======== INPUT DATA
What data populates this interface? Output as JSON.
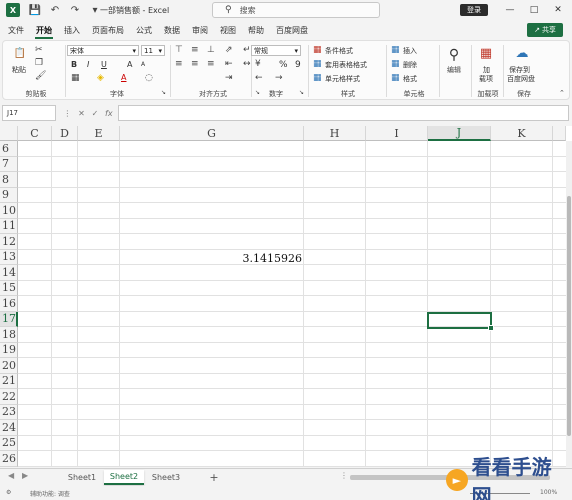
{
  "titlebar": {
    "app_icon": "excel-icon",
    "file_title": "一部销售额 - Excel",
    "search_placeholder": "搜索",
    "login_label": "登录"
  },
  "menu": {
    "tabs": [
      "文件",
      "开始",
      "插入",
      "页面布局",
      "公式",
      "数据",
      "审阅",
      "视图",
      "帮助",
      "百度网盘"
    ],
    "active": "开始",
    "share_label": "共享"
  },
  "ribbon": {
    "clipboard": {
      "paste": "粘贴",
      "label": "剪贴板"
    },
    "font": {
      "name": "宋体",
      "size": "11",
      "bold": "B",
      "italic": "I",
      "underline": "U",
      "font_color": "A",
      "grow": "A",
      "shrink": "A",
      "label": "字体"
    },
    "alignment": {
      "label": "对齐方式"
    },
    "number": {
      "format": "常规",
      "percent": "%",
      "comma": "9",
      "label": "数字"
    },
    "styles": {
      "conditional": "条件格式",
      "table": "套用表格格式",
      "cell_styles": "单元格样式",
      "label": "样式"
    },
    "cells": {
      "insert": "插入",
      "delete": "删除",
      "format": "格式",
      "label": "单元格"
    },
    "editing": {
      "label": "编辑"
    },
    "addins": {
      "line1": "加",
      "line2": "载项",
      "label": "加载项"
    },
    "save": {
      "line1": "保存到",
      "line2": "百度网盘",
      "label": "保存"
    }
  },
  "formula_bar": {
    "name_box": "J17",
    "cancel": "✕",
    "confirm": "✓",
    "fx": "fx",
    "formula": ""
  },
  "grid": {
    "columns": [
      "C",
      "D",
      "E",
      "G",
      "H",
      "I",
      "J",
      "K"
    ],
    "selected_column": "J",
    "rows": [
      "6",
      "7",
      "8",
      "9",
      "10",
      "11",
      "12",
      "13",
      "14",
      "15",
      "16",
      "17",
      "18",
      "19",
      "20",
      "21",
      "22",
      "23",
      "24",
      "25",
      "26"
    ],
    "selected_row": "17",
    "cell_value": "3.1415926",
    "cell_value_address": "G13",
    "active_cell": "J17"
  },
  "sheets": {
    "tabs": [
      "Sheet1",
      "Sheet2",
      "Sheet3"
    ],
    "active": "Sheet2",
    "add": "+"
  },
  "status": {
    "text": "辅助功能: 调查",
    "zoom": "100%"
  },
  "watermark": {
    "text": "看看手游网"
  },
  "colors": {
    "accent": "#1d6f42",
    "header_bg": "#f3f3f3",
    "gridline": "#e1e1e1"
  }
}
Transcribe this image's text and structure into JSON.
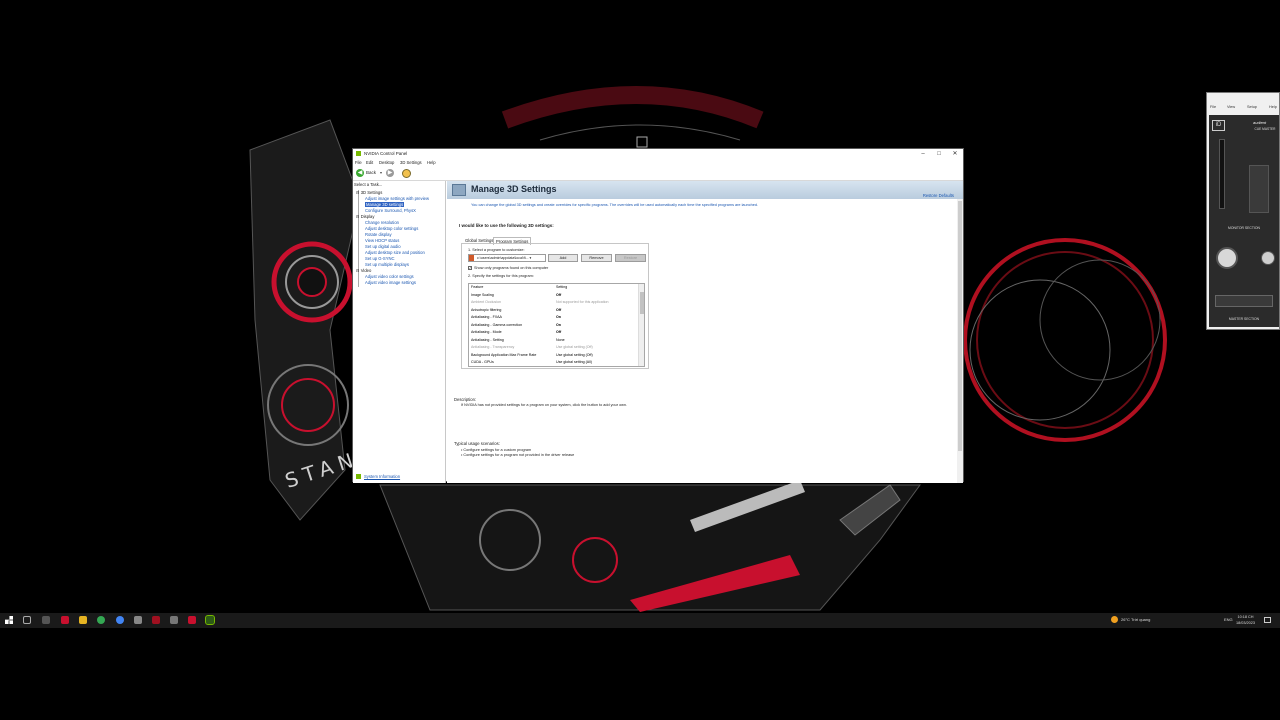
{
  "window": {
    "title": "NVIDIA Control Panel",
    "menu": [
      "File",
      "Edit",
      "Desktop",
      "3D Settings",
      "Help"
    ],
    "toolbar": {
      "back_label": "Back"
    },
    "controls": {
      "minimize": "–",
      "maximize": "□",
      "close": "✕"
    }
  },
  "task_pane": {
    "header": "Select a Task...",
    "categories": [
      {
        "label": "3D Settings",
        "items": [
          "Adjust image settings with preview",
          "Manage 3D settings",
          "Configure Surround, PhysX"
        ]
      },
      {
        "label": "Display",
        "items": [
          "Change resolution",
          "Adjust desktop color settings",
          "Rotate display",
          "View HDCP status",
          "Set up digital audio",
          "Adjust desktop size and position",
          "Set up G-SYNC",
          "Set up multiple displays"
        ]
      },
      {
        "label": "Video",
        "items": [
          "Adjust video color settings",
          "Adjust video image settings"
        ]
      }
    ],
    "selected_item": "Manage 3D settings",
    "system_info": "System Information"
  },
  "content": {
    "title": "Manage 3D Settings",
    "restore_defaults": "Restore Defaults",
    "intro": "You can change the global 3D settings and create overrides for specific programs. The overrides will be used automatically each time the specified programs are launched.",
    "section_label": "I would like to use the following 3D settings:",
    "tabs": [
      "Global Settings",
      "Program Settings"
    ],
    "active_tab": "Program Settings",
    "step1": "1. Select a program to customize:",
    "program_value": "c:\\users\\admin\\appdata\\local\\fi...",
    "buttons": {
      "add": "Add",
      "remove": "Remove",
      "restore": "Restore"
    },
    "show_only_label": "Show only programs found on this computer",
    "show_only_checked": true,
    "step2": "2. Specify the settings for this program:",
    "grid_headers": {
      "feature": "Feature",
      "setting": "Setting"
    },
    "grid_rows": [
      {
        "feature": "Image Scaling",
        "setting": "Off",
        "disabled": false
      },
      {
        "feature": "Ambient Occlusion",
        "setting": "Not supported for this application",
        "disabled": true
      },
      {
        "feature": "Anisotropic filtering",
        "setting": "Off",
        "disabled": false
      },
      {
        "feature": "Antialiasing - FXAA",
        "setting": "On",
        "disabled": false
      },
      {
        "feature": "Antialiasing - Gamma correction",
        "setting": "On",
        "disabled": false
      },
      {
        "feature": "Antialiasing - Mode",
        "setting": "Off",
        "disabled": false
      },
      {
        "feature": "Antialiasing - Setting",
        "setting": "None",
        "disabled": false
      },
      {
        "feature": "Antialiasing - Transparency",
        "setting": "Use global setting (Off)",
        "disabled": true
      },
      {
        "feature": "Background Application Max Frame Rate",
        "setting": "Use global setting (Off)",
        "disabled": false
      },
      {
        "feature": "CUDA - GPUs",
        "setting": "Use global setting (All)",
        "disabled": false
      }
    ],
    "description_label": "Description:",
    "description_text": "If NVIDIA has not provided settings for a program on your system, click the button to add your own.",
    "usage_label": "Typical usage scenarios:",
    "usage_items": [
      "Configure settings for a custom program",
      "Configure settings for a program not provided in the driver release"
    ]
  },
  "audient": {
    "menu": [
      "File",
      "View",
      "Setup",
      "Help"
    ],
    "brand": "audient",
    "cue_label": "CUE MASTER",
    "monitor_label": "MONITOR SECTION",
    "master_label": "MASTER SECTION"
  },
  "wallpaper": {
    "text": "STANDA"
  },
  "taskbar": {
    "weather": "26°C  Trời quang",
    "language": "ENG",
    "time": "10:18 CH",
    "date": "18/03/2023"
  },
  "colors": {
    "nvidia_green": "#76b900",
    "selection_blue": "#2f63c2",
    "link_blue": "#1a56b0",
    "wallpaper_red": "#c8102e"
  }
}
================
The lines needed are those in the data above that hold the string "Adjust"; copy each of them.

- _EXERCISE ANSWER_
          "Adjust image settings with preview",
          "Adjust desktop color settings",
          "Adjust desktop size and position",
          "Adjust video color settings",
          "Adjust video image settings"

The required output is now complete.